■ **Task prompt**: Every line of the following records that includes "date" should be copied.

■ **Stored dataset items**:
================

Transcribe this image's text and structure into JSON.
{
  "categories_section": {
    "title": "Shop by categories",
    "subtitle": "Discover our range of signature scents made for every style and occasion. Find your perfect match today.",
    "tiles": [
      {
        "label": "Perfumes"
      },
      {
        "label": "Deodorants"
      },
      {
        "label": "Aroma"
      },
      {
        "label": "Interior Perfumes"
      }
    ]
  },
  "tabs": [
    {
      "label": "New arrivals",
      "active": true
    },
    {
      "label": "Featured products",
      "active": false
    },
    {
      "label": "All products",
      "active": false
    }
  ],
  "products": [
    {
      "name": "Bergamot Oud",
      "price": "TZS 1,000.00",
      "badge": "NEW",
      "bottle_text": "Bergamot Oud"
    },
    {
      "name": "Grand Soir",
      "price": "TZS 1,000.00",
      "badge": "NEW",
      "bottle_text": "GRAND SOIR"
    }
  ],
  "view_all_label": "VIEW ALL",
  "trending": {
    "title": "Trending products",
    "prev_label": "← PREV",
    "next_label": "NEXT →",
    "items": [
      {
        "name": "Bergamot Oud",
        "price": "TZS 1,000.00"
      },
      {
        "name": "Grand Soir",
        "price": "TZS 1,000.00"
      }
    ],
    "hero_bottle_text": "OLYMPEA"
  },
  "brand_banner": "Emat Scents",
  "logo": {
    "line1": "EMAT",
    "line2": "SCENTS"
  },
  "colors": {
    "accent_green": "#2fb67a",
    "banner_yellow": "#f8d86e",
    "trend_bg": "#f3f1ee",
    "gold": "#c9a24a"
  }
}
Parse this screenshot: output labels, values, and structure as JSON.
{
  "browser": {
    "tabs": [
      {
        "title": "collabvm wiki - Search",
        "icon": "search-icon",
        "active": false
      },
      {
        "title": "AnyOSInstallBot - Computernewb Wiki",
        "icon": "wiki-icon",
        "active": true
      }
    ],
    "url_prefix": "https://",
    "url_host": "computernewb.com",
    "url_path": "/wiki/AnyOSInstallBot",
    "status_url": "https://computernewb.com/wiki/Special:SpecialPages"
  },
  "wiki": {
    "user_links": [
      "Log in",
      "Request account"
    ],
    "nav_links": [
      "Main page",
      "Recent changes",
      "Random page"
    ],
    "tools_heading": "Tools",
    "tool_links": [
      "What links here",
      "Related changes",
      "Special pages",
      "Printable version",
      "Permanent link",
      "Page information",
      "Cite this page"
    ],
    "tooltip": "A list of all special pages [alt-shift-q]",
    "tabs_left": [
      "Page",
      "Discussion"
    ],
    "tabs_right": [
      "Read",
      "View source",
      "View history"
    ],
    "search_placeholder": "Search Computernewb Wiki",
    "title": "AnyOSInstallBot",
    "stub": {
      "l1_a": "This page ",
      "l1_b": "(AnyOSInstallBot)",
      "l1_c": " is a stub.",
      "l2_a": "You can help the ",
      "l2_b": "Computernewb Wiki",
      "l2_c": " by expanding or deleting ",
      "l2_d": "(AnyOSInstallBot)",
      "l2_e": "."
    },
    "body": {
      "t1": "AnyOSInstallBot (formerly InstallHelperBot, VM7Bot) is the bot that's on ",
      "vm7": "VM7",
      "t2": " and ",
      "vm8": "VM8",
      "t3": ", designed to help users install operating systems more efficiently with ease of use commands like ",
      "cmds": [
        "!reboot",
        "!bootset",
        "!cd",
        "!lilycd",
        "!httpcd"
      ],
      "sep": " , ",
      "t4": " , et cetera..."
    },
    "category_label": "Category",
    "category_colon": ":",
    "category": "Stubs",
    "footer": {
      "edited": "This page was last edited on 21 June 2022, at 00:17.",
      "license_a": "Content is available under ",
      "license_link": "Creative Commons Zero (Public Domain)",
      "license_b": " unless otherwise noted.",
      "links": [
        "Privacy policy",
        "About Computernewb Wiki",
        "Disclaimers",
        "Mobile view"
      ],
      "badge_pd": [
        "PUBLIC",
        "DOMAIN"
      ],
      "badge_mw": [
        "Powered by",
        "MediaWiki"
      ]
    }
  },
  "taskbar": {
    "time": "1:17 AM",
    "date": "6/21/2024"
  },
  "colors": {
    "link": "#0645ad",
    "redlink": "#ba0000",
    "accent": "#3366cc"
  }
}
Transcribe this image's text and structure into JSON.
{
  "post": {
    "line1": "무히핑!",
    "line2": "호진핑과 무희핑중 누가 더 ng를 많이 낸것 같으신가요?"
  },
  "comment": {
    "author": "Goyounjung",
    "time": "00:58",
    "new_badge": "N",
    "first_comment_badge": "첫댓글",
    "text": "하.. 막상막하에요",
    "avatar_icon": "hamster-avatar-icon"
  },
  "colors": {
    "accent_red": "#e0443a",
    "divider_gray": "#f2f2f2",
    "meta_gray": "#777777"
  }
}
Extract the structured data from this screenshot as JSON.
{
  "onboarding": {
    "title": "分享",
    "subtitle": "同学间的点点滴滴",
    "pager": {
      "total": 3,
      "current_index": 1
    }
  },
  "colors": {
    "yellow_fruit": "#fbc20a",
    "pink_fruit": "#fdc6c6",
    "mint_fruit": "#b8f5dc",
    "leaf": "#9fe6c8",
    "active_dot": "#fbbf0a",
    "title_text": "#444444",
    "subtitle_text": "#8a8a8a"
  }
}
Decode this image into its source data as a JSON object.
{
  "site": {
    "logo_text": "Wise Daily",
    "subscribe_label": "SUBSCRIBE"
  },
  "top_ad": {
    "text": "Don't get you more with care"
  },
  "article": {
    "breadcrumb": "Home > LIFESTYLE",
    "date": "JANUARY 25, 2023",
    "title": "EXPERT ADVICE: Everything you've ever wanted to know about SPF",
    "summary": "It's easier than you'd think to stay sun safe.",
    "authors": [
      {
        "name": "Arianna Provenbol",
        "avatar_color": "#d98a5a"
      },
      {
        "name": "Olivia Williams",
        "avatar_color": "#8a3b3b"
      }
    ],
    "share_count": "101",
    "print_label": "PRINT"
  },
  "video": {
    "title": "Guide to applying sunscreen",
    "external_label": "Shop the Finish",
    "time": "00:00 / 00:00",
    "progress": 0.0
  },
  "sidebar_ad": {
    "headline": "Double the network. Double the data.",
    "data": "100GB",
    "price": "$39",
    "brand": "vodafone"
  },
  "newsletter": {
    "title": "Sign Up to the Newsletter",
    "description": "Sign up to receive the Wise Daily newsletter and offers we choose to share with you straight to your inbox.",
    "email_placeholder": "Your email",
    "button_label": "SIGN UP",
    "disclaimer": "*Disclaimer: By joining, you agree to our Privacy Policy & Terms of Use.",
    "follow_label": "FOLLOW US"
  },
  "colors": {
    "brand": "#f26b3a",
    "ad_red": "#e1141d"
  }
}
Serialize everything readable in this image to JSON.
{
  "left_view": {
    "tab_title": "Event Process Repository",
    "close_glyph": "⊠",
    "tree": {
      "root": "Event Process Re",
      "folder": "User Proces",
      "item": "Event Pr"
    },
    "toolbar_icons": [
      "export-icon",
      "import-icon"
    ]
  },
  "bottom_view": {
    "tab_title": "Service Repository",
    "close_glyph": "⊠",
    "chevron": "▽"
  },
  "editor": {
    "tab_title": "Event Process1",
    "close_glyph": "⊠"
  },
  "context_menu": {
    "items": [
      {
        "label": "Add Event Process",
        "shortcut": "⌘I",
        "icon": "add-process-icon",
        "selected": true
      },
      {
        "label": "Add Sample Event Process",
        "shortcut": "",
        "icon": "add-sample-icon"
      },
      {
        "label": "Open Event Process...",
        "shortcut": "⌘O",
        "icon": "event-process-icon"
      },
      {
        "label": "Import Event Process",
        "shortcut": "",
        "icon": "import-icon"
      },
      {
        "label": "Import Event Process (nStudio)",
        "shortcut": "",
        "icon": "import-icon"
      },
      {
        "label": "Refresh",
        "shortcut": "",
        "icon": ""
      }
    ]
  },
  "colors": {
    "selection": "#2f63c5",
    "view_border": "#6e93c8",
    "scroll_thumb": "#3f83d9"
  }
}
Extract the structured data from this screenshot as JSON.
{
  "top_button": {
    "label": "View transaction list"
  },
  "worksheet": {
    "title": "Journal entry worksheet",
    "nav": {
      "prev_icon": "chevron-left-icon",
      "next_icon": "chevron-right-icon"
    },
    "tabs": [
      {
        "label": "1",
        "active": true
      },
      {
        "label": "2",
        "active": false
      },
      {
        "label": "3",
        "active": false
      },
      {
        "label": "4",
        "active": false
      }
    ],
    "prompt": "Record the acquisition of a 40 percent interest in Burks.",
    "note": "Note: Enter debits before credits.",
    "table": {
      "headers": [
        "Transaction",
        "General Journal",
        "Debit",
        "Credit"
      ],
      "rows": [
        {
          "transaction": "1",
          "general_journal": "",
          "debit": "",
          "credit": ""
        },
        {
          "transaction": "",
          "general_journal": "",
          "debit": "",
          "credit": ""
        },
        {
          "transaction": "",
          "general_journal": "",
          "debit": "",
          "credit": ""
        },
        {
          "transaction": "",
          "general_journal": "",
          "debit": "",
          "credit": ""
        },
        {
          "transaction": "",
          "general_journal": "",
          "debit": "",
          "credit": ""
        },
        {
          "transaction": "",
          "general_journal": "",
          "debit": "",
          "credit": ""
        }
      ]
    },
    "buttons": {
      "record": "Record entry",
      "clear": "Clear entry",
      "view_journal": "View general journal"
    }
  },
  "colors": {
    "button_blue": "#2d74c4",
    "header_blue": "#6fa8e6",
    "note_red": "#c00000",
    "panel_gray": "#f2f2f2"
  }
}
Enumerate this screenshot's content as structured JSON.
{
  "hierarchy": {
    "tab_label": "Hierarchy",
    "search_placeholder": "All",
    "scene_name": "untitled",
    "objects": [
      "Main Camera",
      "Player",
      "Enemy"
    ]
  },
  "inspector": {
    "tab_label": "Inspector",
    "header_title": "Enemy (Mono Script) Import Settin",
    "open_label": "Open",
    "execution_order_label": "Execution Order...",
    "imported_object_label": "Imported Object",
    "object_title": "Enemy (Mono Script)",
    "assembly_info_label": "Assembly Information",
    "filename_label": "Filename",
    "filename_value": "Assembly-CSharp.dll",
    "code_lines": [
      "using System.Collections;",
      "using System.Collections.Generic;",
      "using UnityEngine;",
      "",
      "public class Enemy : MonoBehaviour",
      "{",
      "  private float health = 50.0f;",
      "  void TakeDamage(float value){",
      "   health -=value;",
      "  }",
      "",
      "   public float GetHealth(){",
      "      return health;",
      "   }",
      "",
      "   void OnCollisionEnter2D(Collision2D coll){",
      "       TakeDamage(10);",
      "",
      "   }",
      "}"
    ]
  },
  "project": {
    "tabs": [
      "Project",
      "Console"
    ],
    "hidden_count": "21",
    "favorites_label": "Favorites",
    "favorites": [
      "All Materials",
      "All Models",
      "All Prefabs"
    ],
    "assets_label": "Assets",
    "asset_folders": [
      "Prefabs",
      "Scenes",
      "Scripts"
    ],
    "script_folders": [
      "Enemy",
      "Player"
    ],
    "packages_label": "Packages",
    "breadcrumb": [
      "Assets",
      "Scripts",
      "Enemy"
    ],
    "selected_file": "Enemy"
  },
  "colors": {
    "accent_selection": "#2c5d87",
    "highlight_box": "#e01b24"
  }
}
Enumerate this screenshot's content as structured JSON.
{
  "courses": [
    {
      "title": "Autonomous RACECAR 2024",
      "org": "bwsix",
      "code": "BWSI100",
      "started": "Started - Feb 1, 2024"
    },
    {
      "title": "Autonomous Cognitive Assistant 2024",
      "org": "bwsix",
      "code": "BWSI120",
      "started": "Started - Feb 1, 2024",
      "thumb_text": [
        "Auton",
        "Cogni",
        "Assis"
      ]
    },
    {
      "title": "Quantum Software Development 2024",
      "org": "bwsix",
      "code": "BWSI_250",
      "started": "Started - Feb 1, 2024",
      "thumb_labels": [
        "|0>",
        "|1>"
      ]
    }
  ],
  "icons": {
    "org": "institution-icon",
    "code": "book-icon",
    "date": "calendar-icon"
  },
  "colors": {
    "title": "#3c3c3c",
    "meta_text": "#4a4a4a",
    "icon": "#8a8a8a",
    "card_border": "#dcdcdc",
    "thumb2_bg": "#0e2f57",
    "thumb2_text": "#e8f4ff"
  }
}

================

■ **Result**:
    "date": "6/21/2024"
    "date": "JANUARY 25, 2023",
    "date": "calendar-icon"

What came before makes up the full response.